Re: RFC: seemingly gratuitous changes introduced by kkh 9.0-1
On Sun, 6 May 2012, Robert Millan wrote:
It seems that my latest changes in kfreebsd-kernel-headers (9.0-1, now
in experimental) have some strange effect in glibc.
My changes are only cleanup and addition of new upstream headers.
Their purpose is only for self-consumption (i.e. other headers of kkh
need them). However even in the event that some of these are
indirectly included in glibc build, none of the definitions of these
headers conflicts with anything in glibc headers. In fact even the
glibc build log stays the same.
In spite of this, the resulting binaries are different. I've
dissassembled and manually inspected them, and I found that many of
those changes are cosmetical! For example, GCC generates equivalent
instructions in a different order. Or it reverses the arguments in a
"cmpl" instruction and compensates for that by also reversing the jump
I'm not sure what can be done about this. I've been looking at the
problem for more than two weeks and haven't been able to figure out
why we're getting different results. If we could find an actual
problem, it'd be much easier to pinpoint it, but in this situation I'm

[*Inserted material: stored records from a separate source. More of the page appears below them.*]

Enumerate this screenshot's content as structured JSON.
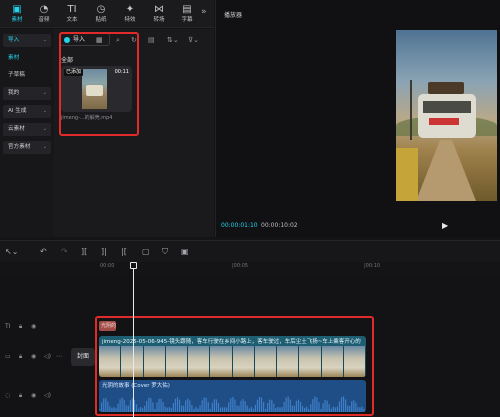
{
  "toolbar": {
    "items": [
      {
        "label": "素材",
        "icon": "media-icon"
      },
      {
        "label": "音频",
        "icon": "audio-icon"
      },
      {
        "label": "文本",
        "icon": "text-icon"
      },
      {
        "label": "贴纸",
        "icon": "sticker-icon"
      },
      {
        "label": "特效",
        "icon": "effects-icon"
      },
      {
        "label": "转场",
        "icon": "transition-icon"
      },
      {
        "label": "字幕",
        "icon": "captions-icon"
      }
    ],
    "more_label": "»"
  },
  "left_nav": {
    "items": [
      {
        "label": "导入",
        "caret": "⌄"
      },
      {
        "label": "素材",
        "caret": ""
      },
      {
        "label": "子草稿",
        "caret": ""
      },
      {
        "label": "我的",
        "caret": "⌄"
      },
      {
        "label": "AI 生成",
        "caret": "⌄"
      },
      {
        "label": "云素材",
        "caret": "⌄"
      },
      {
        "label": "官方素材",
        "caret": "⌄"
      }
    ]
  },
  "media": {
    "import_label": "导入",
    "all_label": "全部",
    "clip": {
      "added_badge": "已添加",
      "duration": "00:11",
      "filename": "jimeng-...的解壳.mp4"
    }
  },
  "player": {
    "title": "播放器",
    "current_time": "00:00:01:10",
    "total_time": "00:00:10:02"
  },
  "timeline": {
    "ruler_marks": [
      "00:00",
      "|00:05",
      "|00:10"
    ],
    "cover_label": "封面",
    "text_clip_label": "光阴的故事",
    "video_clip_label": "jimeng-2025-05-06-945-镜头跟随，客车行驶在乡间小路上，客车驶过，车后尘土飞扬~车上乘客开心的",
    "audio_clip_label": "光阴的故事 (Cover 罗大佑)"
  },
  "colors": {
    "accent": "#22d3ee",
    "highlight_box": "#e02b2b",
    "video_track": "#1d5e73",
    "audio_track": "#1f4e86",
    "text_track": "#a24d47"
  }
}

just seeing how source changes that look completely harmless (e.g. add
a #include <sys/types.h>) cause binary changes which also look
harmless, but it's pretty scary not to have any explanation for them.
I've put an objdump diff all *.o files in build-tree here:
Any ideas on what to do?
I does not look like there is a real problem.
The gcc definitely uses internally some hashes, which under even
slightly different source files would be different. The simple inclussion of
additional definition at least changes line numbers in preprocessed
source and sequence number of a defined type.